Grooming and Maintenance
Grooming and maintenance are essential aspects of owning a golden retriever – one of the most beloved dog breeds in the world. These furry friends have thick, dense coats that require frequent attention to keep them healthy and free of mats and tangles. However, with a little bit of effort and consistency, grooming and maintenance can become an enjoyable part of caring for your furry friend.
One critical aspect of grooming is regular brushing. Golden retrievers shed heavily throughout the year, especially during the spring and fall seasons, meaning daily brushing is necessary. This helps distribute oils throughout the coat, prevent matting, and reduce shedding. It’s also crucial to use a gentle shampoo specifically formulated for dogs to avoid skin irritation.
Nail trimming is another crucial aspect of grooming. Long nails can cause discomfort and even pain for dogs, so regular trimming is essential. However, some golden retrievers may resist nail trimming or have dark nails that make it challenging to see the quick (the blood vessel inside the nail), which makes professional help necessary.
While regular baths are also necessary for golden retrievers, excessive bathing can strip their coat of natural oils. It’s best to use a gentle shampoo specifically formulated for dogs and avoid over-bathing.
Dental care is also an essential part of grooming and maintenance. Regular brushing with a dog-specific toothbrush and toothpaste can prevent bad breath, gum disease, and other dental problems.
The Pros of Owning a Golden Retriever

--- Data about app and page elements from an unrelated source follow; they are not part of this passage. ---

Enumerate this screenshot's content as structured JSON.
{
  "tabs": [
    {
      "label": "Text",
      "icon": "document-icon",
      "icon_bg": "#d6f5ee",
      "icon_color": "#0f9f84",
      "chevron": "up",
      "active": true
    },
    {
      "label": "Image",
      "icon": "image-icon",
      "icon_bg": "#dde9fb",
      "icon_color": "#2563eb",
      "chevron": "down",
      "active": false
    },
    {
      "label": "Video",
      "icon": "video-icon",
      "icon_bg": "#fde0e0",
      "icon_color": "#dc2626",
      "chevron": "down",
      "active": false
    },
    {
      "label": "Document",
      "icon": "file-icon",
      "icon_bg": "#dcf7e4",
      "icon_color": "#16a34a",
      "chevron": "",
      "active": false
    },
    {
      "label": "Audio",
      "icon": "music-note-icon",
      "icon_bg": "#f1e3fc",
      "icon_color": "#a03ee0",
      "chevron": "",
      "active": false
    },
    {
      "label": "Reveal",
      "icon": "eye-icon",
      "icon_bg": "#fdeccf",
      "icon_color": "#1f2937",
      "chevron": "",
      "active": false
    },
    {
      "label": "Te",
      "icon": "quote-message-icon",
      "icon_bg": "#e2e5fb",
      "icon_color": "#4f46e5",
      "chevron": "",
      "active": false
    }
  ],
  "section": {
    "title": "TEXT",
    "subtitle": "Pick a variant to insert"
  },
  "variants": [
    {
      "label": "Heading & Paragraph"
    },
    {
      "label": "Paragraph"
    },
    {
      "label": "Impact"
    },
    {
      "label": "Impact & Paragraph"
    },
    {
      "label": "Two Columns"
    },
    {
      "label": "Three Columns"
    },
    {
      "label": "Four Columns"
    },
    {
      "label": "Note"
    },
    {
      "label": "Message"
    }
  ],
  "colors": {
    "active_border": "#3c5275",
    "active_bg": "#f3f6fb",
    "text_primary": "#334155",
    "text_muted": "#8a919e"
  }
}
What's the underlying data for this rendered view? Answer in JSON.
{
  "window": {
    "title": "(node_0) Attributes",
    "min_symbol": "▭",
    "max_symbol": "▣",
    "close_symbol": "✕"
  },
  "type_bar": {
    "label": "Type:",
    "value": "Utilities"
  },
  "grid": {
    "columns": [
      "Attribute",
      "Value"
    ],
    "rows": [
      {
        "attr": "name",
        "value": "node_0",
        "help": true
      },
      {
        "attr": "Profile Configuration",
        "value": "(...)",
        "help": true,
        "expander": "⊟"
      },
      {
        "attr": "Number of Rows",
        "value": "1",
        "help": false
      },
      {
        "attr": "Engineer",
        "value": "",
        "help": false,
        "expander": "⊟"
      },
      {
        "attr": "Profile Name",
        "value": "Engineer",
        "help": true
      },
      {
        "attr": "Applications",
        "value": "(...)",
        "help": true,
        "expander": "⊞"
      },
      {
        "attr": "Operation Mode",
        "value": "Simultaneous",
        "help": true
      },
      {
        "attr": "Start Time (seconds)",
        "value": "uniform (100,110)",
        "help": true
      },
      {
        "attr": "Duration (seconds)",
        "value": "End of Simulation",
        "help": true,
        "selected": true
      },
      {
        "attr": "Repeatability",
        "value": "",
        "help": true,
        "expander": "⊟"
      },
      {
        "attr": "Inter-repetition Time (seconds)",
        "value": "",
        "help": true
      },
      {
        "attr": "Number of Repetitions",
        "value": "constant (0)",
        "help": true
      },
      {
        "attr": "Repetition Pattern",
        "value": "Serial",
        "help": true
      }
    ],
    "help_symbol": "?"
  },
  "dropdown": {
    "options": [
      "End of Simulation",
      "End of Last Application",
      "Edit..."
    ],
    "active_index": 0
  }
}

If so, a Golden Retriever might be the perfect choice for you. As an expert in this field, I can confidently say that there are numerous pros to owning these lovable pups.
One of the most significant advantages of owning a Golden Retriever is their friendly and affectionate nature. They are renowned for being excellent with children and make fantastic family pets due to their loyalty and love for their owners. These pups are always eager to please, and they will shower you with affection every chance they get.
Another benefit of owning a Golden Retriever is their intelligence and trainability. These dogs are quick learners, making them ideal candidates for service dogs or obedience training. They also excel in dog sports like agility or flyball.
Are you an active person who loves spending time outdoors? If so, a Golden Retriever might be the perfect companion for you. These pups have high energy levels and require regular exercise to stay healthy and happy. They love nothing more than running, hiking, or playing fetch with their owners.
In addition to their friendly personalities and trainability, Golden Retrievers are also known for being healthy dogs with few genetic health issues. This can save you money on vet bills and give you peace of mind that your pup will enjoy a long, happy life.
Yes, maintaining a Golden Retriever’s gorgeous coat can be challenging at times, but with consistent brushing and grooming, your furry friend will look like a superstar among all other dogs at the park. And let’s not forget about their dental hygiene.
To sum up, while golden retrievers are often viewed as the ideal family pet due to their friendly and devoted nature, there are some drawbacks that potential owners should take into account. These include shedding, high energy levels, chewing habits, obesity, and separation anxiety. However, with proper training, exercise, grooming, and care, these issues can be effectively managed.
Despite these challenges, owning a golden retriever has numerous benefits. They are affectionate and great with kids; they are intelligent and trainable for service dogs or obedience training. They also enjoy outdoor activities such as running or hiking with their owners. Moreover, they tend to be healthy dogs with fewer genetic health problems.
In conclusion, owning a golden retriever requires commitment and dedication but can be extremely gratifying for those who are ready for the task.